Lawmakers are hard at work in Annapolis fine-tuning legislative measures before the 437th General Assembly session closes in April.

A number of those measures have not been offered without opposition from Governor Larry Hogan and his staff, including the Protect Our Schools Act.

During a one-on-one interview with 47ABC on Friday, Governor Hogan said the act which carries two major pieces of educational measures, ought to be called the "Protect Our Failing Schools Act".

"It's one of the worst things that I've ever seen happen in the legislature," says Governor Hogan. "We're going to trap kids in persistently failing schools. We won't be able to make any of the improvements."

Part of the proposed legislation would set a standard on how school success is measured.

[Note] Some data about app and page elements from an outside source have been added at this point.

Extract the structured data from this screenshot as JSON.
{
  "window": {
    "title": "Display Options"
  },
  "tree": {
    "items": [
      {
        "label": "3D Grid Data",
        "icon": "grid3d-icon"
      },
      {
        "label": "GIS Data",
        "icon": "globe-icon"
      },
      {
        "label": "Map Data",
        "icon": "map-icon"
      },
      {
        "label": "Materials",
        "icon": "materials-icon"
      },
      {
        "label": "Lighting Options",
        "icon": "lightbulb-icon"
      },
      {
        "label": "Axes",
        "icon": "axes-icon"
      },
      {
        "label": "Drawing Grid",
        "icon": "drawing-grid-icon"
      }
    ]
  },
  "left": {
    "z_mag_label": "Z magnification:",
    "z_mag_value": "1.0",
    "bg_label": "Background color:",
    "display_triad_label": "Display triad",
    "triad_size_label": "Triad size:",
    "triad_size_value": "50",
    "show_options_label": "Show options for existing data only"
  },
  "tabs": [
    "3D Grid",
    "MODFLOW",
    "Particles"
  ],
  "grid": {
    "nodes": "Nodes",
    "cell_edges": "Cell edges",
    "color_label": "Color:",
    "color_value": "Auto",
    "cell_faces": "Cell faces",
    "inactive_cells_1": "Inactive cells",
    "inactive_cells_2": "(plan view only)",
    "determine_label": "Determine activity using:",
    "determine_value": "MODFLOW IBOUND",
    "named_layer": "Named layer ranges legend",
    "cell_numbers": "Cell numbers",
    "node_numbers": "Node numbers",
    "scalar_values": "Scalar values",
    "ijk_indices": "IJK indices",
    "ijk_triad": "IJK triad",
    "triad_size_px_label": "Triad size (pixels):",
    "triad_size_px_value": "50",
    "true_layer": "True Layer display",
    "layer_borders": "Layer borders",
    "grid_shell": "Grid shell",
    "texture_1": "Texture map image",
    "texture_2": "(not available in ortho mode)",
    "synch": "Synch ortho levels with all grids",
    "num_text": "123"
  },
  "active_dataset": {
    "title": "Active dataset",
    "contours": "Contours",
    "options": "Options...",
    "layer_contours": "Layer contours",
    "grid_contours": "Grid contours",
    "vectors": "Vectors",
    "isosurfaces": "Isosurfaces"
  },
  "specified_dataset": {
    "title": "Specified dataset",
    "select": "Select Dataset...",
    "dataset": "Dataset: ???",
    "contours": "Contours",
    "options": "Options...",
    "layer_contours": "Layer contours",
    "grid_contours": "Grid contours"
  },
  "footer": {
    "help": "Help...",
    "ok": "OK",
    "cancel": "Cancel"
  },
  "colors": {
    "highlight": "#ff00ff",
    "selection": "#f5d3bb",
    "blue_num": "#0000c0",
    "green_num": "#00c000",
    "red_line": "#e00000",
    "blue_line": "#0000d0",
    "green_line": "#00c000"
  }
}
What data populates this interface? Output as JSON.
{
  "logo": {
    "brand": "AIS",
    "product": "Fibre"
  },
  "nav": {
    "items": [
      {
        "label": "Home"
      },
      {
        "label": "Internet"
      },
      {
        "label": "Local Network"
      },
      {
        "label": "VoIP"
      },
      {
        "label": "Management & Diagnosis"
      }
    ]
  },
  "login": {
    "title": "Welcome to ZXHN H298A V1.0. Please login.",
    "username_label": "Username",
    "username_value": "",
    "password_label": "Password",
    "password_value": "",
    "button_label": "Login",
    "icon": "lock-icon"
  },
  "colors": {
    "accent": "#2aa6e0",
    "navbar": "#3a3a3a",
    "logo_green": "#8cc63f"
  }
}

It would use a combination of test scores, along with other factors like school climate surveys, absentee rates and opportunities to enroll in advanced placement classes.

Hogan says he agrees markers of success go beyond testing, but it's the other part of the bill that has him concerned.

The act would also prohibit the state from taking a number of actions to reform low-performing schools, including converting them to private charter schools and bringing in private operators.

A statement from the Senate bill sponsor Senator Craig Zucker of the 14th District released to the Maryland State Education Association ('MSEA'), reads in part "Marylanders don't want to see school privatization come to our state, and they want Gov. Hogan to protect our students and educators. This legislation does just that."

Hogan also claims the state could lose up to 1.25 billion dollars over the next five years. He says that's because under the act, Maryland would be failing to comply with federal regulations to address failing schools.

However, the MSEA says that claim is "falsely exaggerated" noting the Every Student Succeeds Act is vague on certain requirements.

"The Attorney General's office has told legislators that nothing in the Protect Our Schools Act is out of compliance with federal law," a statement in a press release from MSEA reads.

47 ABC brought this rebuttal to Governor Hogan on Friday.

He admits there's no guarantee any federal funding would be lost, also agreeing the federal law is, in his words, "unclear".

"I don't want to risk the possibility of losing a billion dollars in educational funding and there's no question this puts us at risk," he says.

The act passed both the House and Senate earlier this week. We're told it heads to the Governor's desk with Hogan pledging to veto it.

MSEA says they are now calling on legislators to override that veto.

47 ABC spoke in-depth with Governor Hogan on a number of other legislative measures the administration and General Assembly is still eying on Friday. Those reports will available in the coming days.

Categories: Education, Maryland